Now, this is a story all about how, my lens got flipped-turned upside down, and I'd like to take a minute, just sit right there, I'll tell you about how I threw my Sigma lens up in the air.
So there I was, a couple of weeks back now, strolling around Lower Thames street. I found a stairwell up to a walkway which led to a balcony in front of the river. Looking to the right I noticed the tide was out. I have wanted to try to get the the river bank while the tide was out but time and tide was against me each time.
This time however I noticed there was someone digging a hole in the north bank. I headed in that direction to try to see where he got down from. I couldn't find a route at all so I was tempted to lean over the railing and asked if he jumped?
I found the stairs down a few yards away between a pub and a swimming pool complex at the lower end of Cousin Lane. Aha! Time for some wide angle shots with stubby.
Moving west along the river bank, which was covered in stones, broken pottery and a remarkable amount of bones.. I came across a pair of rusting container ships. I have wanted to see the effect of Stubby (Sigma 10-20mm) when close up to a subject. So far I had only employed stubby to take landscape shots. The image below is a hand held H.D.R composited shot.
Moving further down the river bank I passed the man digging a hole though bone and shattered pottery and walked under Southwark Bridge. I looked back at the Shard and took this shot.
You can see the two rusty container ships in the bottom left. Lots of bones on the bottom right. I do not know what the line of rotted wood stumps are, perhaps the original bank markers?
Anyway I turned from that scene and continued along the bank until I came to a concrete over hang. This has many pillars supporting it and part of the Thames was still flowing underneath it. Looks OK to walk across I thought. I got half way under the structure and took this shot.
You cannot tell from the photo above if the floor I was standing on was wet or dry. I thought it was dry. I turned and walk a few yards away from this point.
Wack! One second I was looking west, the next second I was looking up at the sky. My back and both elbows took the brunt of the impact, Stubby and the Canon 550d went on a whirlwind tour of open air flying while I was sliding down towards the beckoning Thames.
What had looked like concrete was in fact a thin layer of dry mud with soft wet slippery mud underneath. The North bank of the River Thames had disguised it self as a Crème Brûlée.
Digging my hands in to arrest my slide, I came to a wet stop and assessed my situation. My shirt was covered a thin layer of dry and wet mud, my camera bag was covered in a thin layer of dry and wet mud. Everything around me was in fact covered in a thin layer of dry and wet mud.
Looking around I located Stubby and was amazed it had survived the fall. The lens was not damage nor had any mud on it at all. He was lucky. Once I had squelched back to the safety of the solid pottery and bone I sat down and took stock of my kit.
Stubby was fine, the Canon was fine but both looked like they had been in a war zone. Mud splattered all around. I cleaned it off as much as possible, luckily the mud wasn't too bad and didn't get into the camera parts.

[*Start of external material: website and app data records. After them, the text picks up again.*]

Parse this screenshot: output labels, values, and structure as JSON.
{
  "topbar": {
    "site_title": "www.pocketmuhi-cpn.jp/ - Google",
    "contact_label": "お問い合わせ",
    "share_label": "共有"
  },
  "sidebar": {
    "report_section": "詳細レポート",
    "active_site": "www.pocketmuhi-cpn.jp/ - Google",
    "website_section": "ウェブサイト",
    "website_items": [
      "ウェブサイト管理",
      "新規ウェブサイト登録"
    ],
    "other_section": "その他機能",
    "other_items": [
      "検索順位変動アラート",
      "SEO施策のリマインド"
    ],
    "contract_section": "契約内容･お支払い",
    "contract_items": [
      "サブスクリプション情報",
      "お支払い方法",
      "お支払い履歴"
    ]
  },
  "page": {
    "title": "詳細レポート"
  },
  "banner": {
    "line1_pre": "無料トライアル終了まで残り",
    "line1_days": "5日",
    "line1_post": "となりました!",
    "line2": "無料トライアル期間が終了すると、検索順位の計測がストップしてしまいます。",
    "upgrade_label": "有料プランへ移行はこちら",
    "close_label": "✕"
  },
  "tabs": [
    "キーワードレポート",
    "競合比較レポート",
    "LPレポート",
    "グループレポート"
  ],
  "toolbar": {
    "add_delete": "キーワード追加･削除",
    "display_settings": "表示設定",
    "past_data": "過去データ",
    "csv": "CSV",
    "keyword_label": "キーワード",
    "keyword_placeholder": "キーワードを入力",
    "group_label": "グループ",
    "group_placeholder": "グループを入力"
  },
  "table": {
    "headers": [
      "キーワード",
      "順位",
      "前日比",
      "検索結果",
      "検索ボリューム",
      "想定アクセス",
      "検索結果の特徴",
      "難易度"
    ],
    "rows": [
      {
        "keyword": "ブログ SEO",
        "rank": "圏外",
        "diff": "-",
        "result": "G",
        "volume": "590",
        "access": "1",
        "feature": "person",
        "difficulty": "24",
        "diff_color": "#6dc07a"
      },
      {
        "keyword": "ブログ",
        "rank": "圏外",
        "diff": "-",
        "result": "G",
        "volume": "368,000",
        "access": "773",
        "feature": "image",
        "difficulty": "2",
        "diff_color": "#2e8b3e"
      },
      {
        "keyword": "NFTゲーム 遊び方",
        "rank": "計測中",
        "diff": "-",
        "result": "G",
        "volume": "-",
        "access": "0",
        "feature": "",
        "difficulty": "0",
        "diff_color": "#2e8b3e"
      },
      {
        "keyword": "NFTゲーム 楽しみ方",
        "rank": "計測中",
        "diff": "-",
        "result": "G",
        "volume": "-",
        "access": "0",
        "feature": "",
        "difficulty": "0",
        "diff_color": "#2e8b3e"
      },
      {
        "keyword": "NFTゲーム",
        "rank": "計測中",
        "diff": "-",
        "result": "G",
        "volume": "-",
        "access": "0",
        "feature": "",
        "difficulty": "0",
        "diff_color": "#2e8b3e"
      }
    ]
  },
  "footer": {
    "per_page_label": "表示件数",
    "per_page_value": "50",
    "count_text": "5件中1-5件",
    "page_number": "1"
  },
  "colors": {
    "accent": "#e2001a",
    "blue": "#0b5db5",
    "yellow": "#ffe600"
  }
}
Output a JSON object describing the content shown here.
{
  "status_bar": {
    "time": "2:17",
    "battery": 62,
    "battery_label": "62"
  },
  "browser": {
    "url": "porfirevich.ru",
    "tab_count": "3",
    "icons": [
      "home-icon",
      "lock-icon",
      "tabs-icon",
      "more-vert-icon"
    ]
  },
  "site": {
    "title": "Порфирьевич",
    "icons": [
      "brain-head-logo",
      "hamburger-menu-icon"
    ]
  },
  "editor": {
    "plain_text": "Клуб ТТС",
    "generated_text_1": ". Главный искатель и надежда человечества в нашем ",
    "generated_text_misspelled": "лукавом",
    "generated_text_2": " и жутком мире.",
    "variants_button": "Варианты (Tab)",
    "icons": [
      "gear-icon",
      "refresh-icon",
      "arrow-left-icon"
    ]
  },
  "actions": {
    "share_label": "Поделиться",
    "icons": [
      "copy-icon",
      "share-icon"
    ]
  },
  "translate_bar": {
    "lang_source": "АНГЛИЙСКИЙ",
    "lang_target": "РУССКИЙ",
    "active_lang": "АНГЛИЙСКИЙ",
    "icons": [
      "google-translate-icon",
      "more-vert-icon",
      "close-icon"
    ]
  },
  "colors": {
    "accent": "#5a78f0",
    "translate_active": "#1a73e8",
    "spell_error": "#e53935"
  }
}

However the fatality was the Sigma 70-200mm. This too had taken the brunt of the impact and the lens cap was broken along with the auto and manual focus. I could hear the motors trying to focus but I think it had come loose from the focus ring. I packed up the gear and squelched home.
Today I was ready to pack up the Sigma 70-200mm and send it off for repair. I had contacted Sigma UK and was told it could probably be fixed but would cost £130. I know I got this cheap from Amazon a while back and was very lucky with the purchase but that still stung.
I thought I would try it one last time. Still did not want to focus. So I employed seldom used method of 'Heavy sighing and switching every damn button it has'
Bloody Hell it worked! I have no idea what was wrong for me to fix it by exhaling loudly and random button pressing. It could have been stuck on the Optical Stabilisation settings and moving it back and forth corrected the fault.
Don't go walking on the banks of the River Thames, it has been there for a lot longer than you, it is covered in the remains of many a brave pottery jar who had delusions that it too could stroll along without harm.